> _PROBLEM DESCRIPTION_
As you look over the data below, please find each line where the word "transaction" appears, then copy it.

> _DATA SUPPLIED_
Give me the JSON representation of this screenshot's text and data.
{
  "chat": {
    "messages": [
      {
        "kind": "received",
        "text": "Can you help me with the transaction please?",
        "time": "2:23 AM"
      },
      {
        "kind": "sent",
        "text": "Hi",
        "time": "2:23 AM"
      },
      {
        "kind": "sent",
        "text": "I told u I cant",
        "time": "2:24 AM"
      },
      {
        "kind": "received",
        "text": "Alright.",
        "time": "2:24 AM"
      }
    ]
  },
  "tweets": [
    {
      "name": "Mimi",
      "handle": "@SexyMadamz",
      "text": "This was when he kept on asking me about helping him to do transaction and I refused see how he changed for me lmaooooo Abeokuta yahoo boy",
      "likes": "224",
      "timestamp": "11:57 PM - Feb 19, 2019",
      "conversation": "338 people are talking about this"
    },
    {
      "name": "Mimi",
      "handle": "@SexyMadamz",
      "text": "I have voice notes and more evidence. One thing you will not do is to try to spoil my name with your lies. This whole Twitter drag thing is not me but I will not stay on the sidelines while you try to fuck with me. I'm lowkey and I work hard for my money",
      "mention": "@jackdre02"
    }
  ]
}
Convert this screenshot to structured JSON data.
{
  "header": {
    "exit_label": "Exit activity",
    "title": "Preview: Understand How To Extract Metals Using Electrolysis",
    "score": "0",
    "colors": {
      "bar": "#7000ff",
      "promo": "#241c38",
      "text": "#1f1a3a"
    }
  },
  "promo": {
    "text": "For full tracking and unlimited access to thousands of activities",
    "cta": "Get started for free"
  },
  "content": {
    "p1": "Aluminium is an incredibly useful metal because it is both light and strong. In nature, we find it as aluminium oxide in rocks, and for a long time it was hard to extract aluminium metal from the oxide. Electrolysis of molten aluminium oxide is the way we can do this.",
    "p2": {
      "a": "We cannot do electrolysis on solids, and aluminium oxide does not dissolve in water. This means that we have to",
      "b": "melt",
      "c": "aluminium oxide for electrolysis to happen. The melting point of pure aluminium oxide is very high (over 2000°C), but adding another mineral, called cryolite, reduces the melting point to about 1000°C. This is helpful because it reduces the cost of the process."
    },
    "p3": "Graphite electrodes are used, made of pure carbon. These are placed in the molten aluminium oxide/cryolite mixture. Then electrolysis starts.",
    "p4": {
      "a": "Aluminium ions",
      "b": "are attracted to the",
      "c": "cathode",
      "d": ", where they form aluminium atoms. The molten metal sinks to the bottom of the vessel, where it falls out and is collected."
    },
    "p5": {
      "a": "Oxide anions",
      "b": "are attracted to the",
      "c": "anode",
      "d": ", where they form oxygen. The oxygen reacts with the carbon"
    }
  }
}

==

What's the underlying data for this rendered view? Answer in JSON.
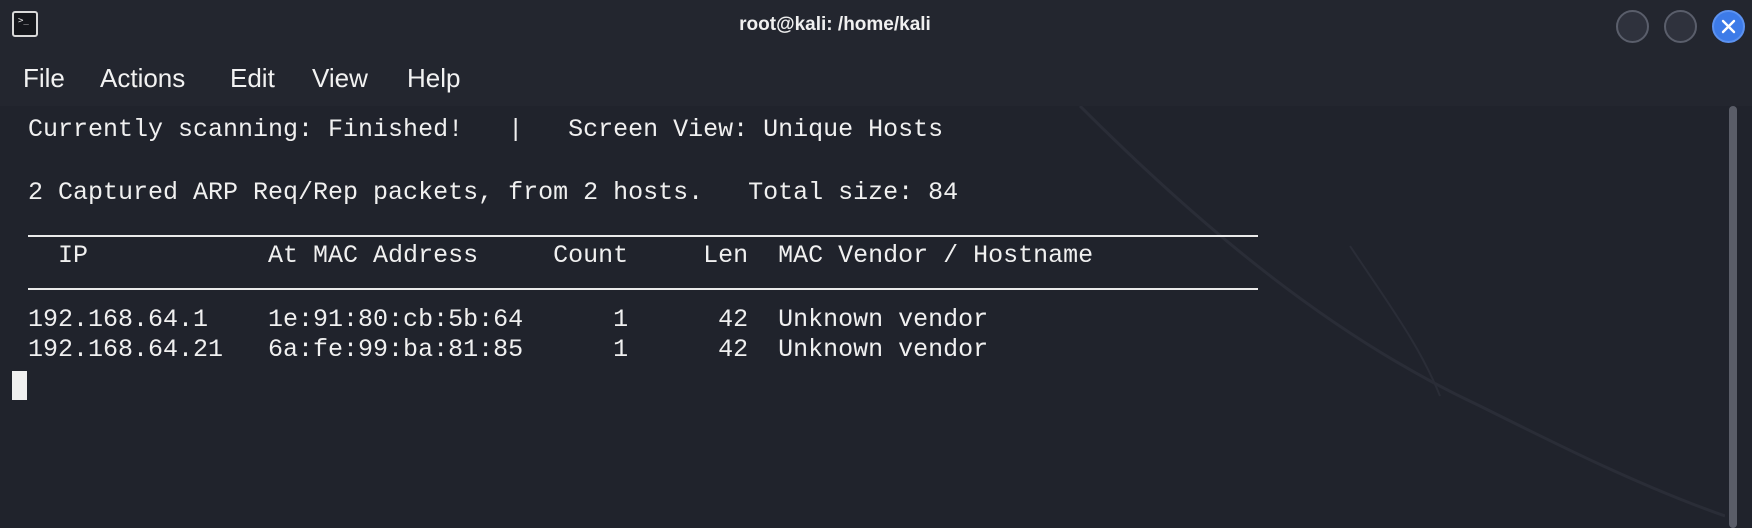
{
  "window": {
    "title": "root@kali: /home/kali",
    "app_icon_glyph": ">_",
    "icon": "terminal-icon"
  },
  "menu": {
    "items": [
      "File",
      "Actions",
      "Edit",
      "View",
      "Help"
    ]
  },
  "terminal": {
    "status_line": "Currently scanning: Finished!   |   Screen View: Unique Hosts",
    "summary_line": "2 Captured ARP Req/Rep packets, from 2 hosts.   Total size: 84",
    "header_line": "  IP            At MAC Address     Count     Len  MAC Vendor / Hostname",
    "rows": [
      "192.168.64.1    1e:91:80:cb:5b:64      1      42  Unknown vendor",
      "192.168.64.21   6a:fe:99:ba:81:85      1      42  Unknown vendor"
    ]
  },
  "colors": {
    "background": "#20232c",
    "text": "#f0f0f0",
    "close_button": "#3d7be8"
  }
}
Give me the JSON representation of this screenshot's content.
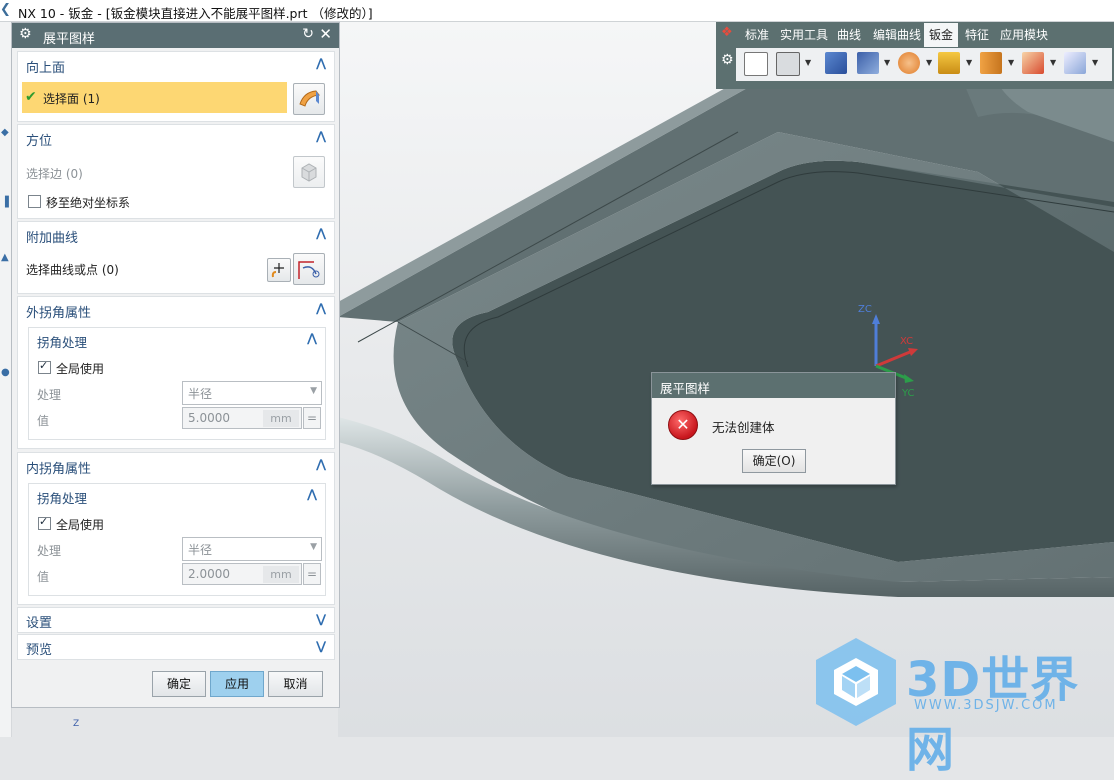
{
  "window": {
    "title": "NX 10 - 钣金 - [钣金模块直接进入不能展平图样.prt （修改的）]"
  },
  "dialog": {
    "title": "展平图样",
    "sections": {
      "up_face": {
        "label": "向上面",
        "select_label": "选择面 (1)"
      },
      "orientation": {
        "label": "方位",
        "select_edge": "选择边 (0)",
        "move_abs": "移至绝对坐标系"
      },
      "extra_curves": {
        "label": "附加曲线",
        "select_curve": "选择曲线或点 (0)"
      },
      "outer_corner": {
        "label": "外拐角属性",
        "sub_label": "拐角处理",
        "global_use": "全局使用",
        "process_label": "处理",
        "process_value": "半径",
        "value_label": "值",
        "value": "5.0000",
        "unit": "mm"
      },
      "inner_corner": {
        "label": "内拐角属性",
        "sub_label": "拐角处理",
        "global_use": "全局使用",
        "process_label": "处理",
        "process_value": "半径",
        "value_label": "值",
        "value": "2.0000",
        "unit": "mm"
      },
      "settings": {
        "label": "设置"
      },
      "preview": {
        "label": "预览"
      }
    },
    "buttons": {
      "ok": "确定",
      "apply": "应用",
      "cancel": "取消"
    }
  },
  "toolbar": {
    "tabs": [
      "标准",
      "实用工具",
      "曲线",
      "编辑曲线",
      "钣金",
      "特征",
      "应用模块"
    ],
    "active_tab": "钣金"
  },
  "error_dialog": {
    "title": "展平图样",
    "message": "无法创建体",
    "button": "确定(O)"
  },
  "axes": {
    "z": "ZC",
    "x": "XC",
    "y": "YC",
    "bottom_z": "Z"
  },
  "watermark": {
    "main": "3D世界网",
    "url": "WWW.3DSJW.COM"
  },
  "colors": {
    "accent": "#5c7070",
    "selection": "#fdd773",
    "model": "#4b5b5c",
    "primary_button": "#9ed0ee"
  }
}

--

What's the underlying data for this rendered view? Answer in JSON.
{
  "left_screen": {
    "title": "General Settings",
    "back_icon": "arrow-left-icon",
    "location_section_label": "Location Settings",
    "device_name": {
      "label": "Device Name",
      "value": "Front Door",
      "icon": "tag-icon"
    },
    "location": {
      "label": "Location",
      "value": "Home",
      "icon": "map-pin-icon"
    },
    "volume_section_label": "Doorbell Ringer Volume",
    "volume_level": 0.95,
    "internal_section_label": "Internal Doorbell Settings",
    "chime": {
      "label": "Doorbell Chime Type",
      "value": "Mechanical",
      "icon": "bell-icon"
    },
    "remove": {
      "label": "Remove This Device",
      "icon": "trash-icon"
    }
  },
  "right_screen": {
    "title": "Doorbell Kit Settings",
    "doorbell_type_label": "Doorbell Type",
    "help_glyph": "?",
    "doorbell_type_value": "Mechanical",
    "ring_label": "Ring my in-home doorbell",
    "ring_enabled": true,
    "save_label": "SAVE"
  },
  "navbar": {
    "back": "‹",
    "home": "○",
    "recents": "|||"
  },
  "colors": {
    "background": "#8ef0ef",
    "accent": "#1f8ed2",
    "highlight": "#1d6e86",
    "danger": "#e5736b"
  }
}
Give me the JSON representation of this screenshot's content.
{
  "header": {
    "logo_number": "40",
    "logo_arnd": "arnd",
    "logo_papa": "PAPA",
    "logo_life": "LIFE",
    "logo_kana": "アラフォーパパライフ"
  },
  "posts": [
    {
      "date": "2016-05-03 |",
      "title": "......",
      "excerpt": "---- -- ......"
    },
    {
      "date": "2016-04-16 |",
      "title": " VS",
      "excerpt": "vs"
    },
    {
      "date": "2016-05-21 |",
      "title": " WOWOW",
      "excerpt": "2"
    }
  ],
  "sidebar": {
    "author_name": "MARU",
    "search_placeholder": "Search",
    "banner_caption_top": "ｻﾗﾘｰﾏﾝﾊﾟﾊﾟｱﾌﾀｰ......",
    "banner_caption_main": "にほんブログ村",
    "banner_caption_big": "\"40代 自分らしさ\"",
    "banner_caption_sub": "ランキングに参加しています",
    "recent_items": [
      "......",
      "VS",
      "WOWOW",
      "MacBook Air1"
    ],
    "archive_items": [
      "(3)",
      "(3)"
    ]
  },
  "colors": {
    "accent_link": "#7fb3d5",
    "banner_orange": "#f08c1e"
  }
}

> _SOLUTION FOR THIS PROBLEM_
        "text": "Can you help me with the transaction please?",
      "text": "This was when he kept on asking me about helping him to do transaction and I refused see how he changed for me lmaooooo Abeokuta yahoo boy",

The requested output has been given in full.